**The task**: Below are the records; reproduce all of them exactly but without any images.

┌─ Source material

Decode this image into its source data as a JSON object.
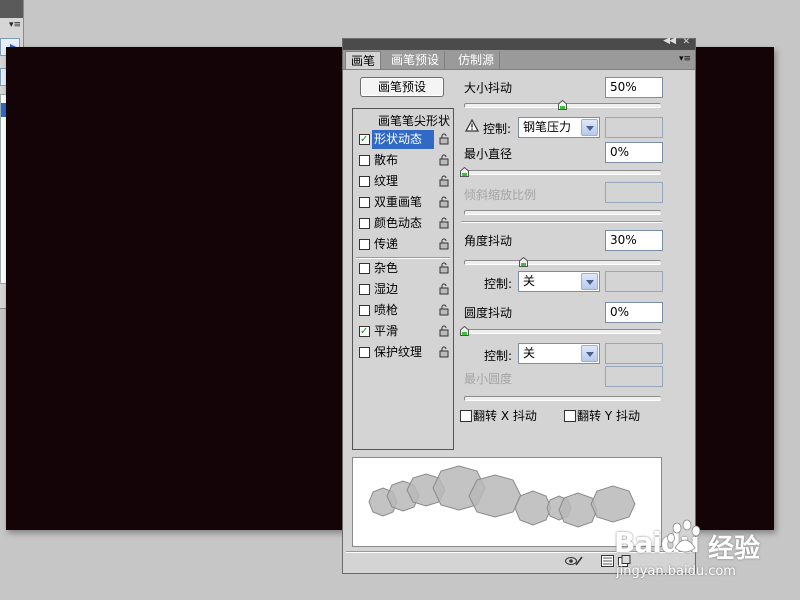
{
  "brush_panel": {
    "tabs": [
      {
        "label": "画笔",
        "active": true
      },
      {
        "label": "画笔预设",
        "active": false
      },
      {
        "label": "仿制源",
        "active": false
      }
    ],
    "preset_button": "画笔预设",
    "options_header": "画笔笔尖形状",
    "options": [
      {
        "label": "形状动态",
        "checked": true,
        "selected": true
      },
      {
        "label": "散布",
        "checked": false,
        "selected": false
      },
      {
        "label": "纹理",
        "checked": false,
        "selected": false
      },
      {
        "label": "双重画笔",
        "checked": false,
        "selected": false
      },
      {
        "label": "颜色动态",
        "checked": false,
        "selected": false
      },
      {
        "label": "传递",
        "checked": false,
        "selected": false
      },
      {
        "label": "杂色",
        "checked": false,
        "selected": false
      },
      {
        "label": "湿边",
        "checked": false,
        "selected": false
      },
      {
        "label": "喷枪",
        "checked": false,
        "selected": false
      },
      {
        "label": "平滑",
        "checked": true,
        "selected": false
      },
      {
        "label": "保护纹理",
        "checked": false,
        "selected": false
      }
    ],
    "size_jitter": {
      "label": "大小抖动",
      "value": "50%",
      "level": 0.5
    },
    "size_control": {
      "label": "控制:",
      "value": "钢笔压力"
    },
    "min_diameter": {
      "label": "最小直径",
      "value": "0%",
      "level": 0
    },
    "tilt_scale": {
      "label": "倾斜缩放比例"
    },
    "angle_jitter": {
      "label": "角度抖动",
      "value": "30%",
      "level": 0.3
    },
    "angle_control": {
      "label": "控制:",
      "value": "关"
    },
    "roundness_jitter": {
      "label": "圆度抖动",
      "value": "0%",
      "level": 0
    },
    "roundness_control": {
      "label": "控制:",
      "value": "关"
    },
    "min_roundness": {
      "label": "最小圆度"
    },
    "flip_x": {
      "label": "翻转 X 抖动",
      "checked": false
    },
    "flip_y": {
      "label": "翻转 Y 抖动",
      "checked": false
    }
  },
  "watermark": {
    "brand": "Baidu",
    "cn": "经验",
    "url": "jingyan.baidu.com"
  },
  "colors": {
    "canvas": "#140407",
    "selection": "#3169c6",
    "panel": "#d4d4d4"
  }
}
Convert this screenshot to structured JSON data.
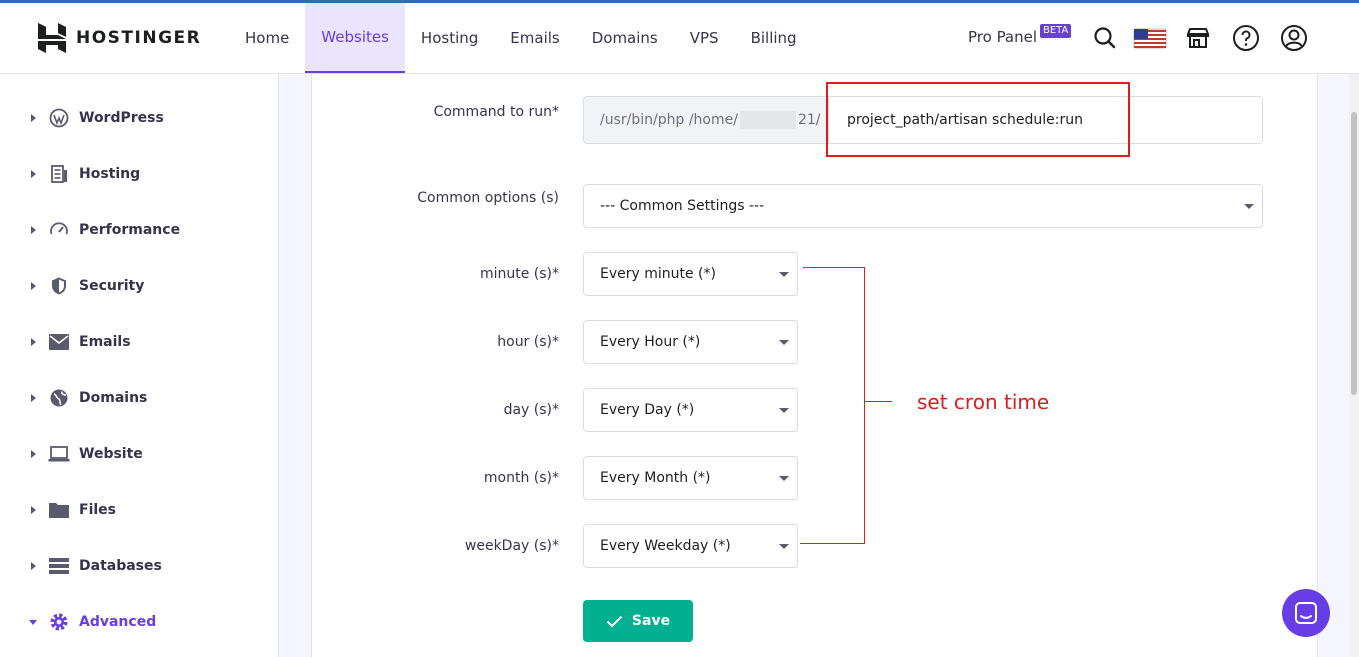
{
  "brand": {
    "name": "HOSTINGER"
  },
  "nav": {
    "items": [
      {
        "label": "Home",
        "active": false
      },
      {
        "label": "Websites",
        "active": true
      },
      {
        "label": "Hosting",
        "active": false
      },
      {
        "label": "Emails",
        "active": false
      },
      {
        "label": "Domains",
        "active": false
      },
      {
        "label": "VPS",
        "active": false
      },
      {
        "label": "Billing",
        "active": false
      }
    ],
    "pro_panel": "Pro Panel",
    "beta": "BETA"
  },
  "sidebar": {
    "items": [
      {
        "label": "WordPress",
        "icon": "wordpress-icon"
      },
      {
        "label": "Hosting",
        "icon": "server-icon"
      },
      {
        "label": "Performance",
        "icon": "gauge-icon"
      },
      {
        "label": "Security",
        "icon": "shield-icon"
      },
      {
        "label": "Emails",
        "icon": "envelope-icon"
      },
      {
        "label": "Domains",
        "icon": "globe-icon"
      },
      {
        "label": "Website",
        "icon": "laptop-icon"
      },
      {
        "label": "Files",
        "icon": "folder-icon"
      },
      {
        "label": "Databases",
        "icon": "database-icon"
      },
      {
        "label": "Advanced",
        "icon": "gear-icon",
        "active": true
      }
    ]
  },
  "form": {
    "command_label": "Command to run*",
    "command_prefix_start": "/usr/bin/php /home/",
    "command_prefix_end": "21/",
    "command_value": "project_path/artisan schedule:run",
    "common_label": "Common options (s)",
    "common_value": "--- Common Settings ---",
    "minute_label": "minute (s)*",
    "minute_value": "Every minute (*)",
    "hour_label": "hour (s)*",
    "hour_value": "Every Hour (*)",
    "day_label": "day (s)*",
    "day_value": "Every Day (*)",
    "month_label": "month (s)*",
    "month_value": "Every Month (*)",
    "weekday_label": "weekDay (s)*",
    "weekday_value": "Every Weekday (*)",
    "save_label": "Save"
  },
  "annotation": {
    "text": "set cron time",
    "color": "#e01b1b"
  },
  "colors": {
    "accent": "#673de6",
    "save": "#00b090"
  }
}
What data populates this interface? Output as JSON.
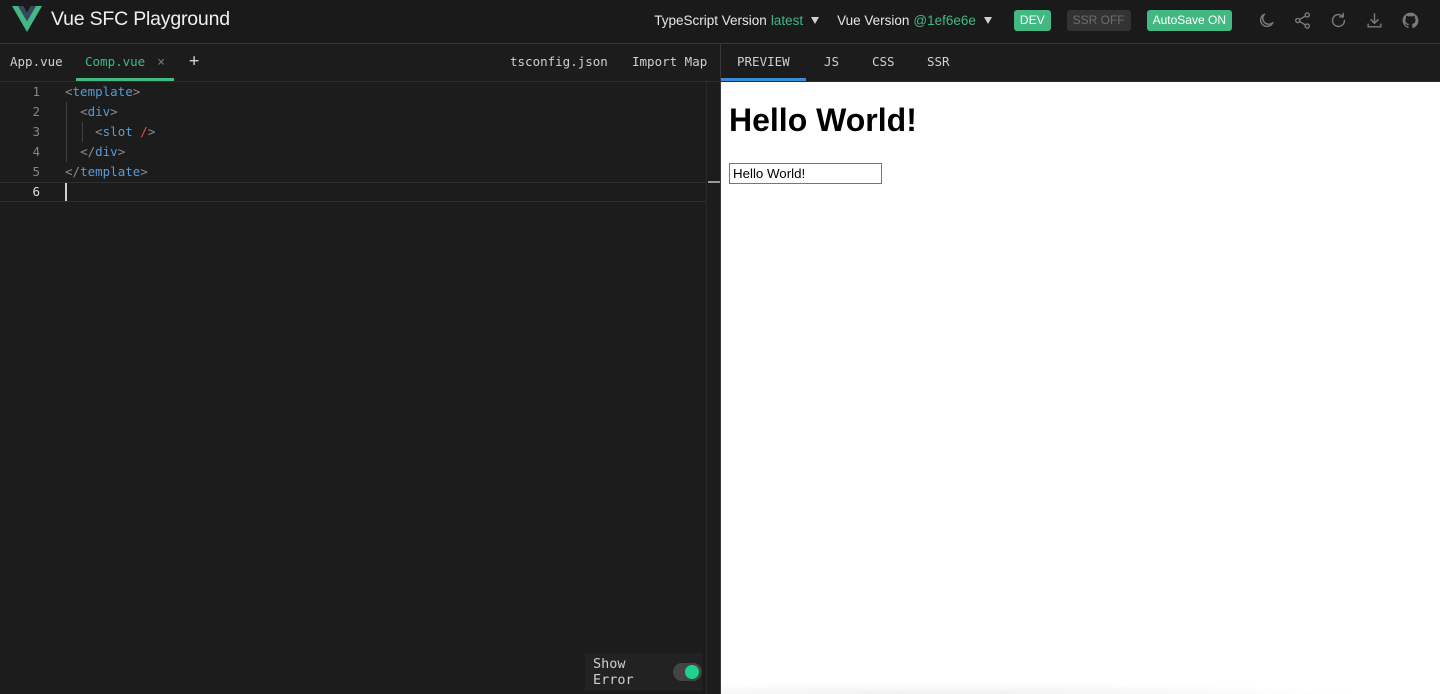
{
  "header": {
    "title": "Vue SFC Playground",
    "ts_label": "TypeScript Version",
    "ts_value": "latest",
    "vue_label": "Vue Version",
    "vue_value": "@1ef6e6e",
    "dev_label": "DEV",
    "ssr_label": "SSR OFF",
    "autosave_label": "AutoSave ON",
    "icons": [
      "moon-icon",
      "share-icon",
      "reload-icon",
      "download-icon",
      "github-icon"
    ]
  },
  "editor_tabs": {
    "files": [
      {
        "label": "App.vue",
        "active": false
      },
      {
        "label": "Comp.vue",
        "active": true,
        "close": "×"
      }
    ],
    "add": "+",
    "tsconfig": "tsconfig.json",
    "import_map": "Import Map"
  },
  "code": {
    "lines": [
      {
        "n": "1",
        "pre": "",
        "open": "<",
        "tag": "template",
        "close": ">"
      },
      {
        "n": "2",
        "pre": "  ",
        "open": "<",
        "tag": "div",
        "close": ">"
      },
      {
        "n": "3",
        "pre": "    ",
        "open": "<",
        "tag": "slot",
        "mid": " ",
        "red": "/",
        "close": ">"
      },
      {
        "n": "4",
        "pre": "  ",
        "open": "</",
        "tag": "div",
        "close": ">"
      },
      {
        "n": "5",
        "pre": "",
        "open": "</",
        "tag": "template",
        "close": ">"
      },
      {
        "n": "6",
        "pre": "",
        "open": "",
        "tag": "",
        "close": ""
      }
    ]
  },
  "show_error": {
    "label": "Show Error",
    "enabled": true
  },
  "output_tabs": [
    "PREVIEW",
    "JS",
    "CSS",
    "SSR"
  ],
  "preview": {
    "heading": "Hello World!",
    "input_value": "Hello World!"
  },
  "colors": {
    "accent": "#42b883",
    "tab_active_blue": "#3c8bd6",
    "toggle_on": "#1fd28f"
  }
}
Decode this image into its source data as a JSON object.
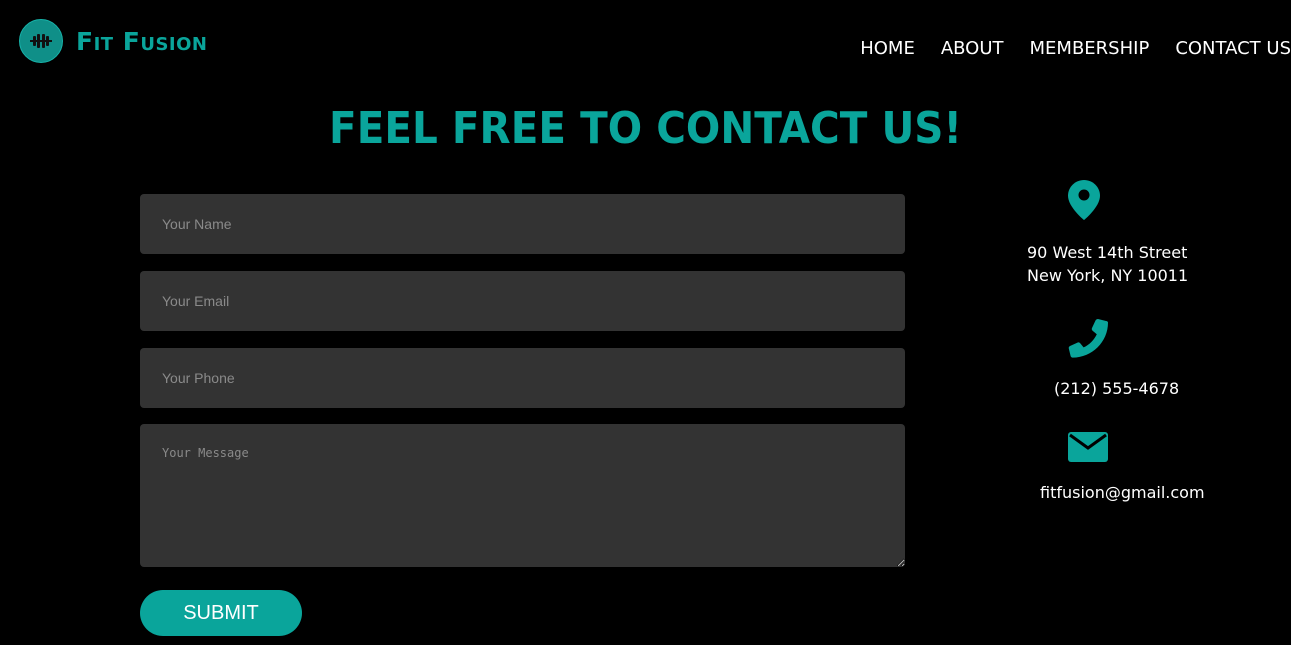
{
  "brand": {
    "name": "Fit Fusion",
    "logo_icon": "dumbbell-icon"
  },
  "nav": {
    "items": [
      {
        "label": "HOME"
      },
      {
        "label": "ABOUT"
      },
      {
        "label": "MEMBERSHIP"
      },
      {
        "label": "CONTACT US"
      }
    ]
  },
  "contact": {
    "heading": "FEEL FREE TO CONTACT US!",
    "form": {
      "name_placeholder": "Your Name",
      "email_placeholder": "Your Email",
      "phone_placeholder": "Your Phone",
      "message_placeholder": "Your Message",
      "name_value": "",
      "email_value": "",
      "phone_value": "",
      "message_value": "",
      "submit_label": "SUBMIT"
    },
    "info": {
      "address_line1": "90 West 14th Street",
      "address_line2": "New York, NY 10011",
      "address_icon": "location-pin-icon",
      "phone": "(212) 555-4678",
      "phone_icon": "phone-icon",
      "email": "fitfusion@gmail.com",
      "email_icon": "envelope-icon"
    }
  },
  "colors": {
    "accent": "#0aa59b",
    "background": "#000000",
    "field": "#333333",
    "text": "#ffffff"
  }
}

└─

**Result of the task**:
Decode this image into its source data as a JSON object.
{
  "brush_panel": {
    "tabs": [
      {
        "label": "画笔",
        "active": true
      },
      {
        "label": "画笔预设",
        "active": false
      },
      {
        "label": "仿制源",
        "active": false
      }
    ],
    "preset_button": "画笔预设",
    "options_header": "画笔笔尖形状",
    "options": [
      {
        "label": "形状动态",
        "checked": true,
        "selected": true
      },
      {
        "label": "散布",
        "checked": false,
        "selected": false
      },
      {
        "label": "纹理",
        "checked": false,
        "selected": false
      },
      {
        "label": "双重画笔",
        "checked": false,
        "selected": false
      },
      {
        "label": "颜色动态",
        "checked": false,
        "selected": false
      },
      {
        "label": "传递",
        "checked": false,
        "selected": false
      },
      {
        "label": "杂色",
        "checked": false,
        "selected": false
      },
      {
        "label": "湿边",
        "checked": false,
        "selected": false
      },
      {
        "label": "喷枪",
        "checked": false,
        "selected": false
      },
      {
        "label": "平滑",
        "checked": true,
        "selected": false
      },
      {
        "label": "保护纹理",
        "checked": false,
        "selected": false
      }
    ],
    "size_jitter": {
      "label": "大小抖动",
      "value": "50%",
      "level": 0.5
    },
    "size_control": {
      "label": "控制:",
      "value": "钢笔压力"
    },
    "min_diameter": {
      "label": "最小直径",
      "value": "0%",
      "level": 0
    },
    "tilt_scale": {
      "label": "倾斜缩放比例"
    },
    "angle_jitter": {
      "label": "角度抖动",
      "value": "30%",
      "level": 0.3
    },
    "angle_control": {
      "label": "控制:",
      "value": "关"
    },
    "roundness_jitter": {
      "label": "圆度抖动",
      "value": "0%",
      "level": 0
    },
    "roundness_control": {
      "label": "控制:",
      "value": "关"
    },
    "min_roundness": {
      "label": "最小圆度"
    },
    "flip_x": {
      "label": "翻转 X 抖动",
      "checked": false
    },
    "flip_y": {
      "label": "翻转 Y 抖动",
      "checked": false
    }
  },
  "watermark": {
    "brand": "Baidu",
    "cn": "经验",
    "url": "jingyan.baidu.com"
  },
  "colors": {
    "canvas": "#140407",
    "selection": "#3169c6",
    "panel": "#d4d4d4"
  }
}
Convert this screenshot to structured JSON data.
{
  "brand": {
    "name": "HOSTINGER"
  },
  "nav": {
    "items": [
      {
        "label": "Home",
        "active": false
      },
      {
        "label": "Websites",
        "active": true
      },
      {
        "label": "Hosting",
        "active": false
      },
      {
        "label": "Emails",
        "active": false
      },
      {
        "label": "Domains",
        "active": false
      },
      {
        "label": "VPS",
        "active": false
      },
      {
        "label": "Billing",
        "active": false
      }
    ],
    "pro_panel": "Pro Panel",
    "beta": "BETA"
  },
  "sidebar": {
    "items": [
      {
        "label": "WordPress",
        "icon": "wordpress-icon"
      },
      {
        "label": "Hosting",
        "icon": "server-icon"
      },
      {
        "label": "Performance",
        "icon": "gauge-icon"
      },
      {
        "label": "Security",
        "icon": "shield-icon"
      },
      {
        "label": "Emails",
        "icon": "envelope-icon"
      },
      {
        "label": "Domains",
        "icon": "globe-icon"
      },
      {
        "label": "Website",
        "icon": "laptop-icon"
      },
      {
        "label": "Files",
        "icon": "folder-icon"
      },
      {
        "label": "Databases",
        "icon": "database-icon"
      },
      {
        "label": "Advanced",
        "icon": "gear-icon",
        "active": true
      }
    ]
  },
  "form": {
    "command_label": "Command to run*",
    "command_prefix_start": "/usr/bin/php /home/",
    "command_prefix_end": "21/",
    "command_value": "project_path/artisan schedule:run",
    "common_label": "Common options (s)",
    "common_value": "--- Common Settings ---",
    "minute_label": "minute (s)*",
    "minute_value": "Every minute (*)",
    "hour_label": "hour (s)*",
    "hour_value": "Every Hour (*)",
    "day_label": "day (s)*",
    "day_value": "Every Day (*)",
    "month_label": "month (s)*",
    "month_value": "Every Month (*)",
    "weekday_label": "weekDay (s)*",
    "weekday_value": "Every Weekday (*)",
    "save_label": "Save"
  },
  "annotation": {
    "text": "set cron time",
    "color": "#e01b1b"
  },
  "colors": {
    "accent": "#673de6",
    "save": "#00b090"
  }
}
What data populates this interface? Output as JSON.
{
  "header": {
    "title": "Vue SFC Playground",
    "ts_label": "TypeScript Version",
    "ts_value": "latest",
    "vue_label": "Vue Version",
    "vue_value": "@1ef6e6e",
    "dev_label": "DEV",
    "ssr_label": "SSR OFF",
    "autosave_label": "AutoSave ON",
    "icons": [
      "moon-icon",
      "share-icon",
      "reload-icon",
      "download-icon",
      "github-icon"
    ]
  },
  "editor_tabs": {
    "files": [
      {
        "label": "App.vue",
        "active": false
      },
      {
        "label": "Comp.vue",
        "active": true,
        "close": "×"
      }
    ],
    "add": "+",
    "tsconfig": "tsconfig.json",
    "import_map": "Import Map"
  },
  "code": {
    "lines": [
      {
        "n": "1",
        "pre": "",
        "open": "<",
        "tag": "template",
        "close": ">"
      },
      {
        "n": "2",
        "pre": "  ",
        "open": "<",
        "tag": "div",
        "close": ">"
      },
      {
        "n": "3",
        "pre": "    ",
        "open": "<",
        "tag": "slot",
        "mid": " ",
        "red": "/",
        "close": ">"
      },
      {
        "n": "4",
        "pre": "  ",
        "open": "</",
        "tag": "div",
        "close": ">"
      },
      {
        "n": "5",
        "pre": "",
        "open": "</",
        "tag": "template",
        "close": ">"
      },
      {
        "n": "6",
        "pre": "",
        "open": "",
        "tag": "",
        "close": ""
      }
    ]
  },
  "show_error": {
    "label": "Show Error",
    "enabled": true
  },
  "output_tabs": [
    "PREVIEW",
    "JS",
    "CSS",
    "SSR"
  ],
  "preview": {
    "heading": "Hello World!",
    "input_value": "Hello World!"
  },
  "colors": {
    "accent": "#42b883",
    "tab_active_blue": "#3c8bd6",
    "toggle_on": "#1fd28f"
  }
}
Decode this image into its source data as a JSON object.
{
  "brand": {
    "name": "Fit Fusion",
    "logo_icon": "dumbbell-icon"
  },
  "nav": {
    "items": [
      {
        "label": "HOME"
      },
      {
        "label": "ABOUT"
      },
      {
        "label": "MEMBERSHIP"
      },
      {
        "label": "CONTACT US"
      }
    ]
  },
  "contact": {
    "heading": "FEEL FREE TO CONTACT US!",
    "form": {
      "name_placeholder": "Your Name",
      "email_placeholder": "Your Email",
      "phone_placeholder": "Your Phone",
      "message_placeholder": "Your Message",
      "name_value": "",
      "email_value": "",
      "phone_value": "",
      "message_value": "",
      "submit_label": "SUBMIT"
    },
    "info": {
      "address_line1": "90 West 14th Street",
      "address_line2": "New York, NY 10011",
      "address_icon": "location-pin-icon",
      "phone": "(212) 555-4678",
      "phone_icon": "phone-icon",
      "email": "fitfusion@gmail.com",
      "email_icon": "envelope-icon"
    }
  },
  "colors": {
    "accent": "#0aa59b",
    "background": "#000000",
    "field": "#333333",
    "text": "#ffffff"
  }
}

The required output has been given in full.